  21. 21. Questions for Decision Makers1. Link with the learner’s exit profile What type of learner exit profile is sought? A general profile (knowledge, know-how, culture, etc.)? A set of standards with an eye to employability? A potential for handling complex situations of everyday and professional life? 2. The assessable character of competencies Do we want to be able to assess these competencies, or do they just serve as a guide lending colour to the learning processes? Are competencies a goal to be reached by each learner or do they represent a framework describing the spirit in which the learning processes should take place? 3. Link between competencies and programme content Do we consider that competencies must encompass educational content, or rather that they should develop alongside this content? 4. Importance of the socio-emotional/emotional dimension How far is the system actually ready to introduce the socio-emotional dimension in the curriculum, or even in the emotional dimension?
  22. 22. Assessing competencies Assessment of know-how Since the introduction of teaching by objectives in education, the types of know- how are assessed at school in accordance with systematic procedures, whether through questionnaires, exercises or practice. Assessing generic competencies The assessment of generic competencies in teaching is today the subject of very few instrumented devices. They are still often assessed through a subjective appreciation given by the teacher. Assessing situational competencies Apart from technical and professional training, where these assessments are common practice, there is not, in the world of primary or secondary general education, any deep-rooted tradition of assessing situational competencies. In recent years, however, particularly in a number of French- speaking countries, they are beginning to be assessed by means of complex situations presented to the learner — situations of producing a complex written submission, solving a problem, etc. Furthermore, such complex situations are increasingly making their appearance on international standardised tests.
  23. 23. PISA Collaborative Problem Solving Test
  24. 24.

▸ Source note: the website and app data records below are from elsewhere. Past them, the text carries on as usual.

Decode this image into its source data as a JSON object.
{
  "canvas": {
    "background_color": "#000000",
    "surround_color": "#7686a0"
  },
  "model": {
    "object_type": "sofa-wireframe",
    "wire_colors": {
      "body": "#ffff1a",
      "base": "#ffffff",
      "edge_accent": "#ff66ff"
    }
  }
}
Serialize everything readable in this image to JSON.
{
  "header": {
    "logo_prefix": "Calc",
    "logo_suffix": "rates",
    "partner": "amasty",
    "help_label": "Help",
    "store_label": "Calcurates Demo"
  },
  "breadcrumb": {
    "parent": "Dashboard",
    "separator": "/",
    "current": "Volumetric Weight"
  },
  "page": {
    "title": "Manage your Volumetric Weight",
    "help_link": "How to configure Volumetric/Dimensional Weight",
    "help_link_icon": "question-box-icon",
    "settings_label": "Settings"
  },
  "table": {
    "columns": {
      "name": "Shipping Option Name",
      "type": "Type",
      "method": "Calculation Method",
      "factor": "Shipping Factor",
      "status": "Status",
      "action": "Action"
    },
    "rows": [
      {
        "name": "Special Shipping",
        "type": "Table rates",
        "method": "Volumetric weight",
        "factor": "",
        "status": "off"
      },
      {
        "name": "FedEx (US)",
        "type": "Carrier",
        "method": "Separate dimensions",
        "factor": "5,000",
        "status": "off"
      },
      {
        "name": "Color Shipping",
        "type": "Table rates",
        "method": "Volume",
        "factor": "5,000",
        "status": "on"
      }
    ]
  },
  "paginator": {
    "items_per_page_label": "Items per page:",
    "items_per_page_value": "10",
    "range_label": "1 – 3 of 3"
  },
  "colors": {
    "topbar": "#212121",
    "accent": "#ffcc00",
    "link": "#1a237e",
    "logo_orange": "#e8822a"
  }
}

  25. 25. ActionsDevelop a position paper from AISWA Libraries Inc. that includes: • Our own definition of Transversal Competencies • What we believe are the most important competencies (with a focus on Information Literacy) • A statement about how the library program can support the development of Transversal Competencies • Proposed strategies of how this could be done • Curated list of support resources